1

The value of velocity depends on the observer. Therefore the value of $\gamma$ depends on the observer. Therefore (since the value of $m_0$ does not depend on the observer) the value of $m=\gamma m_0$ depends on the observer. It's not entirely clear what's confusing you, but you appear to be assuming that $m$ should be observer-independent. It's not. ...


1

No, you're not right. The container with more mass on the right will weight more on the scale. Pressure always acts normal to a surface, and the pressure forces acting on the slanted walls of the container will have downward components, which exert net downward forces on the container. You must include these downward forces in the force balance on the ...


1

When the particle is stationary in your frame, the mass you observe is the rest mass.


1

As the definition of "rest mass", when the item is relatively static in your frame, the mass you observed is the rest mass.


1

One electron-volt $=1.6 \times 10^{-19} joules$ and is a unit of energy that is equal to the energy acquired by an electron falling across a 1 volt potential difference. The particle (neutrino) doesn't need a charge to have some energy. Instead of expressing the mass of a particle in kg, we can express it as $mc^2$ which is an energy (joules or eV... your ...

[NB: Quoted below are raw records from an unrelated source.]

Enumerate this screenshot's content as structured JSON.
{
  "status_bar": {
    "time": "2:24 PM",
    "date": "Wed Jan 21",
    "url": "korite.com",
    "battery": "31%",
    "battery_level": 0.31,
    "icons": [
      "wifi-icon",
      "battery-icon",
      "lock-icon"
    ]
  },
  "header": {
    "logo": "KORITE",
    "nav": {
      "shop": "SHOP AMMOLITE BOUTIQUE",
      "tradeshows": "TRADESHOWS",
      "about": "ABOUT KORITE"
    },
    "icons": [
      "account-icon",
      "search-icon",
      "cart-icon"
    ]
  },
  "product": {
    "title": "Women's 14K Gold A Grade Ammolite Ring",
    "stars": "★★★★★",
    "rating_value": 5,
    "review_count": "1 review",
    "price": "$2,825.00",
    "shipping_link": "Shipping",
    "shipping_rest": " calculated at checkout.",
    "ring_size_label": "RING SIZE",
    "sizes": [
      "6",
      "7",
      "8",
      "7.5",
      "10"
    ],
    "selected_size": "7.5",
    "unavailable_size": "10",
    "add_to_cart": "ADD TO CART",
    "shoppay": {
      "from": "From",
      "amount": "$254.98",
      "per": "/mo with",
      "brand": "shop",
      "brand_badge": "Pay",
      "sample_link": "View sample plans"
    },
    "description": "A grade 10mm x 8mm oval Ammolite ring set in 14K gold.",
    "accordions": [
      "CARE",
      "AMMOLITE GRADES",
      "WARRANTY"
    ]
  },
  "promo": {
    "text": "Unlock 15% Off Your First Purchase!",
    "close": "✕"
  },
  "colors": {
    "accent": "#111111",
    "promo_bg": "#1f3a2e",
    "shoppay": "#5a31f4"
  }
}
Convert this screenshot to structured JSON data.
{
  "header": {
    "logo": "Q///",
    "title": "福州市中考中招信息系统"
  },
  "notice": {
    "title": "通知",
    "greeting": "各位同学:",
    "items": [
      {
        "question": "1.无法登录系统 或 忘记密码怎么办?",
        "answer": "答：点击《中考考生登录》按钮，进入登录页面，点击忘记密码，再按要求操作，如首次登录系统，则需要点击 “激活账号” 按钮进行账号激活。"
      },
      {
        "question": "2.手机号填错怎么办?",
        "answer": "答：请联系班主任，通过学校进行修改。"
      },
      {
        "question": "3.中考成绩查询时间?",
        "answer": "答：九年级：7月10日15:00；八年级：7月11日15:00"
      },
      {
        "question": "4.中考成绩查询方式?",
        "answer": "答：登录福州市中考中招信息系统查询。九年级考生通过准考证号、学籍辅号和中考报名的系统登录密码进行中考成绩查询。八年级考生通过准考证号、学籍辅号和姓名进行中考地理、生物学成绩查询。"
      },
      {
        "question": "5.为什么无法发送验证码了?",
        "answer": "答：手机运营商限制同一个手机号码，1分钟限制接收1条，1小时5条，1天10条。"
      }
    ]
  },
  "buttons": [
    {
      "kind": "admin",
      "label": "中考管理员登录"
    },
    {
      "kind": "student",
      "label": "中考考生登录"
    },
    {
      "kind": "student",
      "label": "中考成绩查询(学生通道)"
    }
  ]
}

1

Although the eV is defined with respect to a particle of unit charge (an electron) in an electric field, it is simply a unit of energy. There are simple relations between thr eV and everyday units of energy, such as the Joule or calorie. Thus energies of all sorts of things, in fact any energy, can be expressed in eV, even if it has nothing whatsoever to ...


1

It is true that the heavier plane needs a greater lift and this is seen in practice. If two planes at equal altitude loose power at the same time and one weighs more than the other they will be able to glide the ...... same distance! One of them descends faster than the other but it glides forward faster to generates more lift. It seems odd, but one ...


1

The things I learnt in years of pinewood derby racing: use the maximum weight keep it at the back make sure the car tracks straight focus on stability The weight is your "engine". Since you start at a slope, mass at the back has further to drop than mass at the front (really!). You can think about it like this: if the weight of the car is evenly ...



Only top voted, non community-wiki answers of a minimum length are eligible